    If you disagree and think I’m a jerk for calling GA pilots out…that’s fine, but ask yourself these 5 questions.

    1. How many simulated low altitude engine failures or emergency turn-back exercises have you practiced in the last 12 months?
    2. How many idle power landings have you accomplished to a full touchdown in the last 12 months?
    3. Have you EVER flown “out of currency” (landings, BFR’s, IPC’s, medical), Flown below VFR or IFR minimums, scud run, or flown over gross etc…?
    4. Was your last bi-annual review flown with a “buddy” and did it consist of 3 Touch and Goes and a meal afterwards?
    5. Do you fly infrequently or less than 10 hours per month?

    If you answered “Zero” to 1, and 2 or “Yes” to either 3, 4, or 5 then you are “that guy”. Things are not going to go well for you when Mr. Murphy decides to pay you a visit. Like it or not, hate the messenger or not, that’s the reality. Ignore it at your peril.

    • While much of what Mr. George Perry wrote rings true, and I agree with continuing training being essential, I believe the trend over the past 50 years to make initial training more “user friendly” in an attempt to increase the pilot population has some bearing here.

      Like George, I too have had mechanical failures in different aircraft that made immediate landings necessary. The time required and actions made by a person fall back to rote reaction in a highly stressed situation. I had a primary instructor who felt I should know as much as possible about my aircraft and demonstrate that knowledge when called upon. I learned and became comfortable with unusual attitude entry and recovery before solo with no roll or pitch limitations. This was burned into my core memory in the early ’70s, and became rote.

      According to the EDM-930, ~35 seconds after advancing the throttle for takeoff I rolled to a stop facing the opposite direction on the departure runway at KVBT. I remember seeing 400′ AGL go by on the altimeter and retracting the gear. I remember the engine failing to zero-thrust. I remember seeing the attitude indicator in a right roll between 45 and 60 degrees and pitch down between 2 and 3 bars. I have no memory of an intentional act to enter this configuration. I remember extending the gear and rolling wings level, and I remember pulling up elevator just before a rather firm touchdown (but no damage to the aircraft or occupant).

      I attribute all of this to rote reaction because I really never thought about it. Asked afterward, I had to admit that departing to the North leaves no options because of encroachment, and I did understand that before takeoff.

      Initial training needs to include more than just the basic “license to learn” requirements.
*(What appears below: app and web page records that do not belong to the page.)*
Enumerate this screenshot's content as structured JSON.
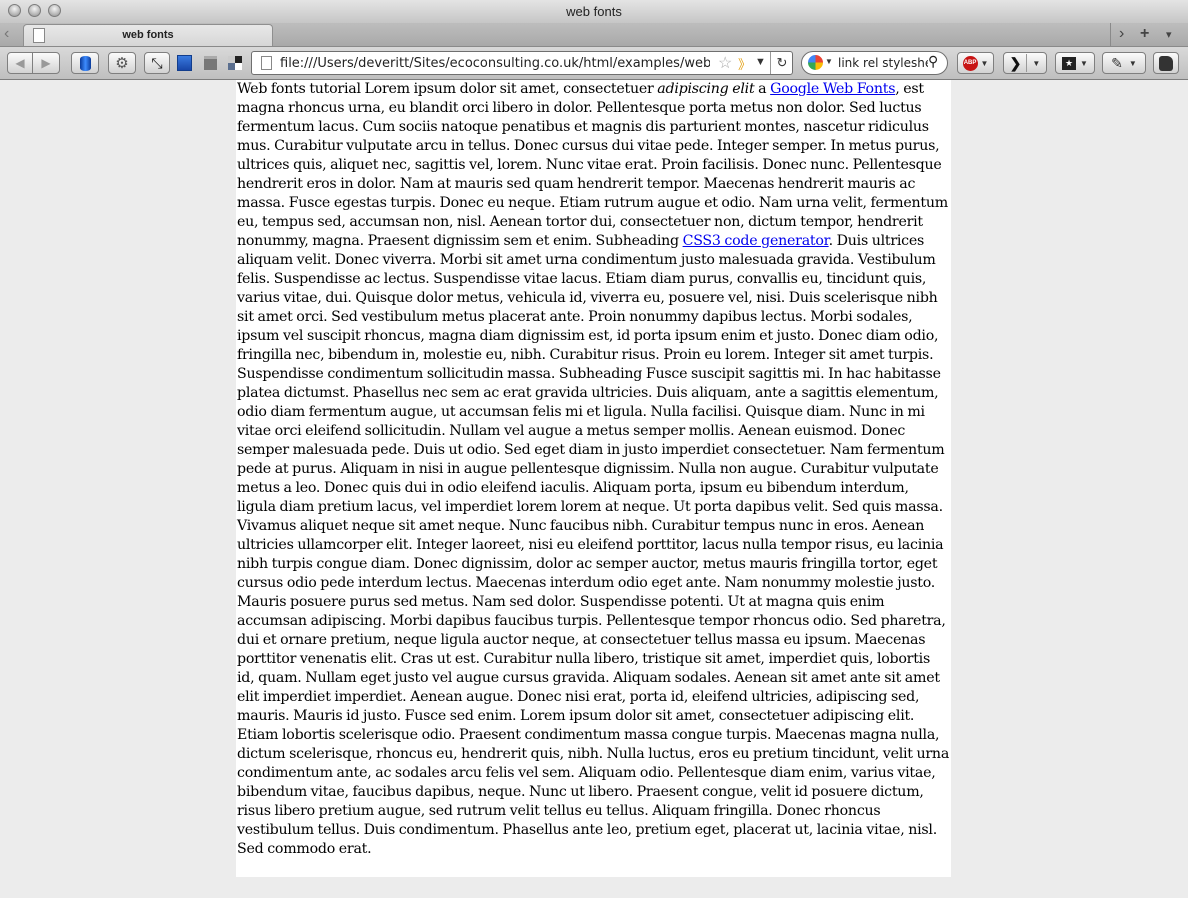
{
  "window": {
    "title": "web fonts"
  },
  "tabs": [
    {
      "label": "web fonts"
    }
  ],
  "toolbar": {
    "url": "file:///Users/deveritt/Sites/ecoconsulting.co.uk/html/examples/webtypo",
    "search": "link rel styleshe",
    "abp_label": "ABP"
  },
  "content": {
    "seg1": "Web fonts tutorial Lorem ipsum dolor sit amet, consectetuer ",
    "em1": "adipiscing elit",
    "seg2": " a ",
    "link1": "Google Web Fonts",
    "seg3": ", est magna rhoncus urna, eu blandit orci libero in dolor. Pellentesque porta metus non dolor. Sed luctus fermentum lacus. Cum sociis natoque penatibus et magnis dis parturient montes, nascetur ridiculus mus. Curabitur vulputate arcu in tellus. Donec cursus dui vitae pede. Integer semper. In metus purus, ultrices quis, aliquet nec, sagittis vel, lorem. Nunc vitae erat. Proin facilisis. Donec nunc. Pellentesque hendrerit eros in dolor. Nam at mauris sed quam hendrerit tempor. Maecenas hendrerit mauris ac massa. Fusce egestas turpis. Donec eu neque. Etiam rutrum augue et odio. Nam urna velit, fermentum eu, tempus sed, accumsan non, nisl. Aenean tortor dui, consectetuer non, dictum tempor, hendrerit nonummy, magna. Praesent dignissim sem et enim. Subheading ",
    "link2": "CSS3 code generator",
    "seg4": ". Duis ultrices aliquam velit. Donec viverra. Morbi sit amet urna condimentum justo malesuada gravida. Vestibulum felis. Suspendisse ac lectus. Suspendisse vitae lacus. Etiam diam purus, convallis eu, tincidunt quis, varius vitae, dui. Quisque dolor metus, vehicula id, viverra eu, posuere vel, nisi. Duis scelerisque nibh sit amet orci. Sed vestibulum metus placerat ante. Proin nonummy dapibus lectus. Morbi sodales, ipsum vel suscipit rhoncus, magna diam dignissim est, id porta ipsum enim et justo. Donec diam odio, fringilla nec, bibendum in, molestie eu, nibh. Curabitur risus. Proin eu lorem. Integer sit amet turpis. Suspendisse condimentum sollicitudin massa. Subheading Fusce suscipit sagittis mi. In hac habitasse platea dictumst. Phasellus nec sem ac erat gravida ultricies. Duis aliquam, ante a sagittis elementum, odio diam fermentum augue, ut accumsan felis mi et ligula. Nulla facilisi. Quisque diam. Nunc in mi vitae orci eleifend sollicitudin. Nullam vel augue a metus semper mollis. Aenean euismod. Donec semper malesuada pede. Duis ut odio. Sed eget diam in justo imperdiet consectetuer. Nam fermentum pede at purus. Aliquam in nisi in augue pellentesque dignissim. Nulla non augue. Curabitur vulputate metus a leo. Donec quis dui in odio eleifend iaculis. Aliquam porta, ipsum eu bibendum interdum, ligula diam pretium lacus, vel imperdiet lorem lorem at neque. Ut porta dapibus velit. Sed quis massa. Vivamus aliquet neque sit amet neque. Nunc faucibus nibh. Curabitur tempus nunc in eros. Aenean ultricies ullamcorper elit. Integer laoreet, nisi eu eleifend porttitor, lacus nulla tempor risus, eu lacinia nibh turpis congue diam. Donec dignissim, dolor ac semper auctor, metus mauris fringilla tortor, eget cursus odio pede interdum lectus. Maecenas interdum odio eget ante. Nam nonummy molestie justo. Mauris posuere purus sed metus. Nam sed dolor. Suspendisse potenti. Ut at magna quis enim accumsan adipiscing. Morbi dapibus faucibus turpis. Pellentesque tempor rhoncus odio. Sed pharetra, dui et ornare pretium, neque ligula auctor neque, at consectetuer tellus massa eu ipsum. Maecenas porttitor venenatis elit. Cras ut est. Curabitur nulla libero, tristique sit amet, imperdiet quis, lobortis id, quam. Nullam eget justo vel augue cursus gravida. Aliquam sodales. Aenean sit amet ante sit amet elit imperdiet imperdiet. Aenean augue. Donec nisi erat, porta id, eleifend ultricies, adipiscing sed, mauris. Mauris id justo. Fusce sed enim. Lorem ipsum dolor sit amet, consectetuer adipiscing elit. Etiam lobortis scelerisque odio. Praesent condimentum massa congue turpis. Maecenas magna nulla, dictum scelerisque, rhoncus eu, hendrerit quis, nibh. Nulla luctus, eros eu pretium tincidunt, velit urna condimentum ante, ac sodales arcu felis vel sem. Aliquam odio. Pellentesque diam enim, varius vitae, bibendum vitae, faucibus dapibus, neque. Nunc ut libero. Praesent congue, velit id posuere dictum, risus libero pretium augue, sed rutrum velit tellus eu tellus. Aliquam fringilla. Donec rhoncus vestibulum tellus. Duis condimentum. Phasellus ante leo, pretium eget, placerat ut, lacinia vitae, nisl. Sed commodo erat."
  },
  "colors": {
    "link": "#0000ee",
    "page_bg": "#ffffff",
    "window_bg": "#ececec"
  }
}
    • Oh please…The public perception exists because GA pilots (as a group) are unprofessional and kill themselves with predictable regularity. And Residential encroachment is a reality. Should we cordon off hundreds of acres around every airport so hobbyist pilots a place to crash without killing anyone other than themselves? You’re living in denial.

      • My head is spinning from the conflicting argument you are proffering. Are you suggesting there is no “public perception?” Large or small, military or civilian, the public — to varying degrees — will resist airports. Remember the film, “Airport?”
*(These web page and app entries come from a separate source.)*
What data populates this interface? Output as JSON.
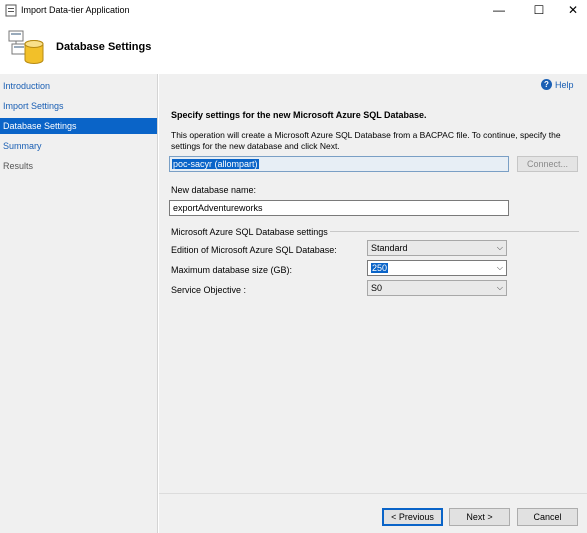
{
  "window": {
    "title": "Import Data-tier Application",
    "controls": {
      "minimize": "—",
      "maximize": "☐",
      "close": "✕"
    }
  },
  "header": {
    "title": "Database Settings",
    "icon": "database-wizard-icon"
  },
  "sidebar": {
    "items": [
      {
        "label": "Introduction",
        "state": "link"
      },
      {
        "label": "Import Settings",
        "state": "link"
      },
      {
        "label": "Database Settings",
        "state": "active"
      },
      {
        "label": "Summary",
        "state": "link"
      },
      {
        "label": "Results",
        "state": "disabled"
      }
    ]
  },
  "main": {
    "help_label": "Help",
    "heading": "Specify settings for the new Microsoft Azure SQL Database.",
    "description": "This operation will create a Microsoft Azure SQL Database from a BACPAC file. To continue, specify the settings for the new database and click Next.",
    "server_value": "poc-sacyr (allompart)",
    "connect_label": "Connect...",
    "db_name_label": "New database name:",
    "db_name_value": "exportAdventureworks",
    "group_label": "Microsoft Azure SQL Database settings",
    "edition_label": "Edition of Microsoft Azure SQL Database:",
    "edition_value": "Standard",
    "maxsize_label": "Maximum database size (GB):",
    "maxsize_value": "250",
    "objective_label": "Service Objective :",
    "objective_value": "S0"
  },
  "buttons": {
    "previous": "< Previous",
    "next": "Next >",
    "cancel": "Cancel"
  }
}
        And what’s with the ad-hominems? This is a professional site, so respond proportionally and accordingly. Thanks.

        I research these situations extensively, and the fact is that — in the long term — “public perception” far outweighs airmanship as the causation for determining if an airport remains in service.

        Ultimately, these issues boil down to political influence — or even the “risk/reward” of an airport’s presence.
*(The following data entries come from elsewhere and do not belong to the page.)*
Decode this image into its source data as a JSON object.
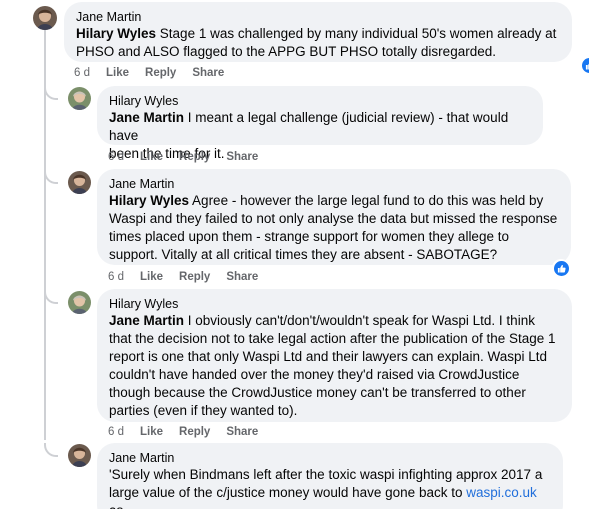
{
  "comments": [
    {
      "author": "Jane Martin",
      "mention": "Hilary Wyles",
      "lines": [
        " Stage 1 was challenged by many individual 50's women already at",
        "PHSO and ALSO flagged to the APPG BUT PHSO totally disregarded."
      ],
      "age": "6 d",
      "actions": [
        "Like",
        "Reply",
        "Share"
      ]
    },
    {
      "author": "Hilary Wyles",
      "mention": "Jane Martin",
      "lines": [
        " I meant a legal challenge (judicial review) - that would have",
        "been the time for it."
      ],
      "age": "6 d",
      "actions": [
        "Like",
        "Reply",
        "Share"
      ]
    },
    {
      "author": "Jane Martin",
      "mention": "Hilary Wyles",
      "lines": [
        " Agree - however the large legal fund to do this was held by",
        "Waspi and they failed to not only analyse the data but missed the response",
        "times placed upon them - strange support for women they allege to",
        "support. Vitally at all critical times they are absent - SABOTAGE?"
      ],
      "age": "6 d",
      "actions": [
        "Like",
        "Reply",
        "Share"
      ]
    },
    {
      "author": "Hilary Wyles",
      "mention": "Jane Martin",
      "lines": [
        " I obviously can't/don't/wouldn't speak for Waspi Ltd. I think",
        "that the decision not to take legal action after the publication of the Stage 1",
        "report is one that only Waspi Ltd and their lawyers can explain. Waspi Ltd",
        "couldn't have handed over the money they'd raised via CrowdJustice",
        "though because the CrowdJustice money can't be transferred to other",
        "parties (even if they wanted to)."
      ],
      "age": "6 d",
      "actions": [
        "Like",
        "Reply",
        "Share"
      ]
    },
    {
      "author": "Jane Martin",
      "lines": [
        "'Surely when Bindmans left after the toxic waspi infighting approx 2017 a"
      ],
      "last_line_before": "large value of the c/justice money would have gone back to ",
      "last_line_link": "waspi.co.uk",
      "last_line_after": " as"
    }
  ],
  "colors": {
    "bubble": "#f0f2f5",
    "text": "#050505",
    "meta": "#65676b",
    "link": "#216fdb",
    "like_badge": "#1877f2",
    "thread_line": "#ced0d4"
  },
  "icons": {
    "like_badge": "thumbs-up-icon"
  }
}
        So there … I offer my opinion to you and the readers without one foot in a mud-hole.

  22. All the ideas here are guesswork and maybe good lessons. But, without knowing if the aircraft had a mechanical issue or pilot incapacitation that caused the extremely low altitude accident, it’s all acedemic. None of it is helpful before weighing all the facts. Best to have the NTSB findings before pontificating and offering “shouldda.” advice before the cause is in.

    When those findings are out, post them here for a discussion. Otherwise, we’re just hanger-flying.

    –jp